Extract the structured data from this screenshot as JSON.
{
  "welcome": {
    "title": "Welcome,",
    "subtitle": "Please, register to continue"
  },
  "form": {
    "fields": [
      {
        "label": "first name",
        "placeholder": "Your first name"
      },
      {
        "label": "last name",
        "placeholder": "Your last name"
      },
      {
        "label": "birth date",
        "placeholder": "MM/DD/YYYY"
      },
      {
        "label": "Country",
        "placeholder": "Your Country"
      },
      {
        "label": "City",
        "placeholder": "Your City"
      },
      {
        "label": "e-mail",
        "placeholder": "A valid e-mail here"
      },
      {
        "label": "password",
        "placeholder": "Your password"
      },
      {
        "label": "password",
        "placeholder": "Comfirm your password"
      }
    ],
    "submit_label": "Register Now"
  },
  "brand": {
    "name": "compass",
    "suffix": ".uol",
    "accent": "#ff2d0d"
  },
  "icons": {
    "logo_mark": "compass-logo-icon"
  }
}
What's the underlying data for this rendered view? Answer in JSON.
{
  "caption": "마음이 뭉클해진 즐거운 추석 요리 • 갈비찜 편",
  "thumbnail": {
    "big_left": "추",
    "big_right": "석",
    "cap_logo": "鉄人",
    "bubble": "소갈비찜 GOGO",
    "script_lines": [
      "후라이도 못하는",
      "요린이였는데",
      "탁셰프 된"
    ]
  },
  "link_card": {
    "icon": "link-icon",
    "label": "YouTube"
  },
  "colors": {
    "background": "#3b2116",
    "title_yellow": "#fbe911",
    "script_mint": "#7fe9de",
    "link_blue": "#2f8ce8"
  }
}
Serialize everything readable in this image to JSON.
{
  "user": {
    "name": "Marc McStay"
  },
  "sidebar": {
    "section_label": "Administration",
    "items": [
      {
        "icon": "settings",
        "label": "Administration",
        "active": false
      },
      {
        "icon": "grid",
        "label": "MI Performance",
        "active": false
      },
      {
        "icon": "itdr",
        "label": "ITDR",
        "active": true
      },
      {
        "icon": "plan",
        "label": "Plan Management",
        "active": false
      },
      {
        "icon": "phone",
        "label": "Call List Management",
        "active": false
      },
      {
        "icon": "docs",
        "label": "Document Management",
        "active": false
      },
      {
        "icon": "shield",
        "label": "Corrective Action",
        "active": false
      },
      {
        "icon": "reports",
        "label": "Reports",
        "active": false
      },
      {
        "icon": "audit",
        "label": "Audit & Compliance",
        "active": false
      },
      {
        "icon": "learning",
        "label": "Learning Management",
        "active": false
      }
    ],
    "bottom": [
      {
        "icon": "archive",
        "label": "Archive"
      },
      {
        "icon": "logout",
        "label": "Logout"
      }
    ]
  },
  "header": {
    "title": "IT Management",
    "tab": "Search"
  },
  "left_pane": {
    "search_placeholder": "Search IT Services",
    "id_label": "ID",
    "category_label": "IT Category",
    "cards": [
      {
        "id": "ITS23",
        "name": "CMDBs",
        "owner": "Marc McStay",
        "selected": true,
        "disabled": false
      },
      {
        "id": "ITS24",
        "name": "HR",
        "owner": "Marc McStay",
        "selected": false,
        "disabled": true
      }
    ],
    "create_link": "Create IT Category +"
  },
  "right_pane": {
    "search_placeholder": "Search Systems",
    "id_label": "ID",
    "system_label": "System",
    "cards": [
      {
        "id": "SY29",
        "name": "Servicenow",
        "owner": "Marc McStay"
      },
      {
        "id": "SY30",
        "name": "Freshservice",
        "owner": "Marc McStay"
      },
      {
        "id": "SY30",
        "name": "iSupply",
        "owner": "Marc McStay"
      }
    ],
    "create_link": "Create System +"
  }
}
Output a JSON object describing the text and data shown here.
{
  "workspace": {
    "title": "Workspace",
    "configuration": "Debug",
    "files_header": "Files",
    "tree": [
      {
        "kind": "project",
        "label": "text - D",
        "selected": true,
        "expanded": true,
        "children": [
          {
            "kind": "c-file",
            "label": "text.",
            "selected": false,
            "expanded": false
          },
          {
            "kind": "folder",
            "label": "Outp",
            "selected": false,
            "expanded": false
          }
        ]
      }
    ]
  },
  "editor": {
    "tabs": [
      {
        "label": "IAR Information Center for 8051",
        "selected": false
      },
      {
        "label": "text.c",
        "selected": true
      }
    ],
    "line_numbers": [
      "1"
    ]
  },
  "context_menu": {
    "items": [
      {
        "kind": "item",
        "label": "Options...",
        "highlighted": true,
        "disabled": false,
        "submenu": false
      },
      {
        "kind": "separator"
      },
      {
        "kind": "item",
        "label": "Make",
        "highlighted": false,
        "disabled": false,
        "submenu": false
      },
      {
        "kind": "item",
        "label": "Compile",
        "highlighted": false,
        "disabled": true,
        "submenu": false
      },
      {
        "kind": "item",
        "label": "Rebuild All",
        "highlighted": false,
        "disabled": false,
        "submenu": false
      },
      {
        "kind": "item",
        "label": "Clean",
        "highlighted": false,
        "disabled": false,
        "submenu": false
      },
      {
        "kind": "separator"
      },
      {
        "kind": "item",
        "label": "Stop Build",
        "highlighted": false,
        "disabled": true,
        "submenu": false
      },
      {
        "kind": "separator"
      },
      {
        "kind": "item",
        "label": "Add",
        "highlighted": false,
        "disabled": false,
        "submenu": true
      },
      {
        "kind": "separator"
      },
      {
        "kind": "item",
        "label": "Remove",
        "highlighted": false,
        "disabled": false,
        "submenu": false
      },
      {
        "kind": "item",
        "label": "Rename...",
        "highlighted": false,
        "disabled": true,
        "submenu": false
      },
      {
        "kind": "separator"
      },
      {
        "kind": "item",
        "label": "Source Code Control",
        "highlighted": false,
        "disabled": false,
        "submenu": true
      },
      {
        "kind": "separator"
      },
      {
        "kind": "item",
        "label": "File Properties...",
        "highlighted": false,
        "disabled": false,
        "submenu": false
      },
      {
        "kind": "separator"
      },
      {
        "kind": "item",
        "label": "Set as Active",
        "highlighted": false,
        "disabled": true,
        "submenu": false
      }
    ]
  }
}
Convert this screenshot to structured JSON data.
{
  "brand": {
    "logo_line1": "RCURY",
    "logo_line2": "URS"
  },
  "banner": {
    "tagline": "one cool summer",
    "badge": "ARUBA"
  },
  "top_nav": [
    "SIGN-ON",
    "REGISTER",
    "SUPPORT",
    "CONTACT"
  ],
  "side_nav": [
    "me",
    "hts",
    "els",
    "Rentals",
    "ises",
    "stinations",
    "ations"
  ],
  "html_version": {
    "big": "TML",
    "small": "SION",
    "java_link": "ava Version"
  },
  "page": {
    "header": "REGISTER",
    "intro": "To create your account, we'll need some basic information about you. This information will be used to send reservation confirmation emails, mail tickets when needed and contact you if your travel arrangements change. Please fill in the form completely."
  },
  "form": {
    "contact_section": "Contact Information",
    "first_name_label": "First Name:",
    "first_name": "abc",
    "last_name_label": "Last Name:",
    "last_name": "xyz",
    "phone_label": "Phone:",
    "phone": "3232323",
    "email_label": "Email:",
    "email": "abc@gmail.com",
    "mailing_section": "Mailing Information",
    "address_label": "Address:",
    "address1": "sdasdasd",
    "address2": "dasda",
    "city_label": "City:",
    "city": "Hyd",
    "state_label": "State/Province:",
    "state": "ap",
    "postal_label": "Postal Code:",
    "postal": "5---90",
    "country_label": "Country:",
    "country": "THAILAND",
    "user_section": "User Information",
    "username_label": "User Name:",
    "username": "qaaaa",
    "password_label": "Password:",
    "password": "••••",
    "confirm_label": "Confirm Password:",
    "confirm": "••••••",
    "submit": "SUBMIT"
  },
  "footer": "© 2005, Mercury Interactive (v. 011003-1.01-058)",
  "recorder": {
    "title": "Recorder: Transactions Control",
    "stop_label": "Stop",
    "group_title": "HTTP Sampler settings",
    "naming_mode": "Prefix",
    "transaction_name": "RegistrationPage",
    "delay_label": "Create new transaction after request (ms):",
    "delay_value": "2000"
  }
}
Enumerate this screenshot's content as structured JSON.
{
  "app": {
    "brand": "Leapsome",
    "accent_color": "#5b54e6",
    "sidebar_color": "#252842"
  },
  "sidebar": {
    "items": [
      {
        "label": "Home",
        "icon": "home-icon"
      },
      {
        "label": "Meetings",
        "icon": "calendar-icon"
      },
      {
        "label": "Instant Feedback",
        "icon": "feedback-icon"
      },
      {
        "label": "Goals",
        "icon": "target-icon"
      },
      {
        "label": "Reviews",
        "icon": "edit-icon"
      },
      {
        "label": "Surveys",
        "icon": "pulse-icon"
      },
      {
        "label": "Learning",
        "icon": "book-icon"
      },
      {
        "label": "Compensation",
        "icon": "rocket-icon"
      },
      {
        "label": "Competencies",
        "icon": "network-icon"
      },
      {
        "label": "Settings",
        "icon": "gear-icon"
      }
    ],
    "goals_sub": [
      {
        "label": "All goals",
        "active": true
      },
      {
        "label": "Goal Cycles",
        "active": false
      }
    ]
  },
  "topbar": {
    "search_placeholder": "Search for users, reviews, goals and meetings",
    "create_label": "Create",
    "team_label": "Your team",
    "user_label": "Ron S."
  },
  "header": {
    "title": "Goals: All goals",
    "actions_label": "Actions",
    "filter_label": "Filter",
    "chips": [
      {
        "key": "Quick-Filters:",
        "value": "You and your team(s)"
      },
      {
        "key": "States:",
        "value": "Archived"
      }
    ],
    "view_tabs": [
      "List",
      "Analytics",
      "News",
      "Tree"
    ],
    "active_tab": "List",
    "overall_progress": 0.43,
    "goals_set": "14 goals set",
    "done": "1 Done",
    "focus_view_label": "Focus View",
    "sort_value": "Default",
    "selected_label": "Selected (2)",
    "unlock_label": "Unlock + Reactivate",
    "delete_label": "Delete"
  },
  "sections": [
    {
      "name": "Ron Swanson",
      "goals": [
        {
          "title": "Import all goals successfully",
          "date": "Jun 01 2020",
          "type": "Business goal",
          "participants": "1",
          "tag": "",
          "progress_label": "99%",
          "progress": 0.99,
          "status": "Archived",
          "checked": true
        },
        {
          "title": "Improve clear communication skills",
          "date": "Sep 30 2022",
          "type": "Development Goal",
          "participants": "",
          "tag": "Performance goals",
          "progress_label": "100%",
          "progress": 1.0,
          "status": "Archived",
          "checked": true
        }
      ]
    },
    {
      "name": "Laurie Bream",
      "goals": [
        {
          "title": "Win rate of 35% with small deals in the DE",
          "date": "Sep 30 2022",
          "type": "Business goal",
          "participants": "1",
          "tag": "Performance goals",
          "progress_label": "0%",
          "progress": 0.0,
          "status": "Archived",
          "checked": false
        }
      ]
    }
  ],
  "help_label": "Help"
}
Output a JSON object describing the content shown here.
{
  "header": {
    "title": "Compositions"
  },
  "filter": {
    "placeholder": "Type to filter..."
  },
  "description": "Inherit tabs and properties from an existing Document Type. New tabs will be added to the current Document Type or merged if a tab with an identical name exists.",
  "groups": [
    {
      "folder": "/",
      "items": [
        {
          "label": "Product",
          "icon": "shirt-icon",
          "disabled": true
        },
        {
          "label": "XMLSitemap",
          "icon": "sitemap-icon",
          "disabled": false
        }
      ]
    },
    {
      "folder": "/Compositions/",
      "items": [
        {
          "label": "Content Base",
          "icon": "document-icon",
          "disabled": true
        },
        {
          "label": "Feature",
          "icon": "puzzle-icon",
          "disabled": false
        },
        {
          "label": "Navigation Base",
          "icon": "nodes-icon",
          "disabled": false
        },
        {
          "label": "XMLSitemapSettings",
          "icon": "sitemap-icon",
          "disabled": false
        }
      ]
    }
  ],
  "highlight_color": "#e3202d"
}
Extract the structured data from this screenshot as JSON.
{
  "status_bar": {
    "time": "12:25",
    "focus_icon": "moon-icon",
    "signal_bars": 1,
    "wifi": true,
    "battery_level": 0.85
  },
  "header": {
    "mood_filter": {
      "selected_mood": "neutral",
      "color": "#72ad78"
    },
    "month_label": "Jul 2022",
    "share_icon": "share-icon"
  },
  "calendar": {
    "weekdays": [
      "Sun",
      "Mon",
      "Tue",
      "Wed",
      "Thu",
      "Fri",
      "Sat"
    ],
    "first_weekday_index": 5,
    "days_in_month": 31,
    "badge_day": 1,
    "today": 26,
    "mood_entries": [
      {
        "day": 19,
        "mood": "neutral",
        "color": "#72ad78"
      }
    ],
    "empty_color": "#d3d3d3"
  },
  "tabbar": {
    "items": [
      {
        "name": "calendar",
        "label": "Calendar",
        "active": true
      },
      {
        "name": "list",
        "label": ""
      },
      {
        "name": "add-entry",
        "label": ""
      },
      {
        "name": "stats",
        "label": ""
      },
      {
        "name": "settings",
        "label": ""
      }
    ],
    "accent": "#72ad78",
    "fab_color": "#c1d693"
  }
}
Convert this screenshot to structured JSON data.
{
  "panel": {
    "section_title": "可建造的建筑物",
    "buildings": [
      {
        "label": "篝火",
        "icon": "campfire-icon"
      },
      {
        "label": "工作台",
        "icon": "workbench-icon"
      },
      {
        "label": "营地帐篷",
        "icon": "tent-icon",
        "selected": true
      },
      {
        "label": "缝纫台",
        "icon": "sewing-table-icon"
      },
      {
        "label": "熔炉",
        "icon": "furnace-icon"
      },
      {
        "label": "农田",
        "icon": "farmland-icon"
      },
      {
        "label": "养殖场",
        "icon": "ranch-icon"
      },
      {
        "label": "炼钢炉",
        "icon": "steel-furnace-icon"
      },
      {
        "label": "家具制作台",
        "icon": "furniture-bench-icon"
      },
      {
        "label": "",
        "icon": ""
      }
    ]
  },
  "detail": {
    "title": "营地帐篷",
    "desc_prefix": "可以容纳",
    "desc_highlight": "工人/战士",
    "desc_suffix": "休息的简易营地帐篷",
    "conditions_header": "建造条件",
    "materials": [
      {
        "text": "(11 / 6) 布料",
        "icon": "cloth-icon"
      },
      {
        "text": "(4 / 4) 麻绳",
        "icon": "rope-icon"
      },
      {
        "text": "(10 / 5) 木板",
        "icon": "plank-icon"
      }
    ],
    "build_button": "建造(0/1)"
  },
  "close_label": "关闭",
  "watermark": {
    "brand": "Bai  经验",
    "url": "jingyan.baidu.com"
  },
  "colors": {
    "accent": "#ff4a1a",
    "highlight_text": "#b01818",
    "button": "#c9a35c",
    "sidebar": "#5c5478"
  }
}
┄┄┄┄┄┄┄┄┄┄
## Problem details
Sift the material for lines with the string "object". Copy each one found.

## Written solution
Output a JSON object describing the text and data shown here.
Output a JSON object describing the content shown here.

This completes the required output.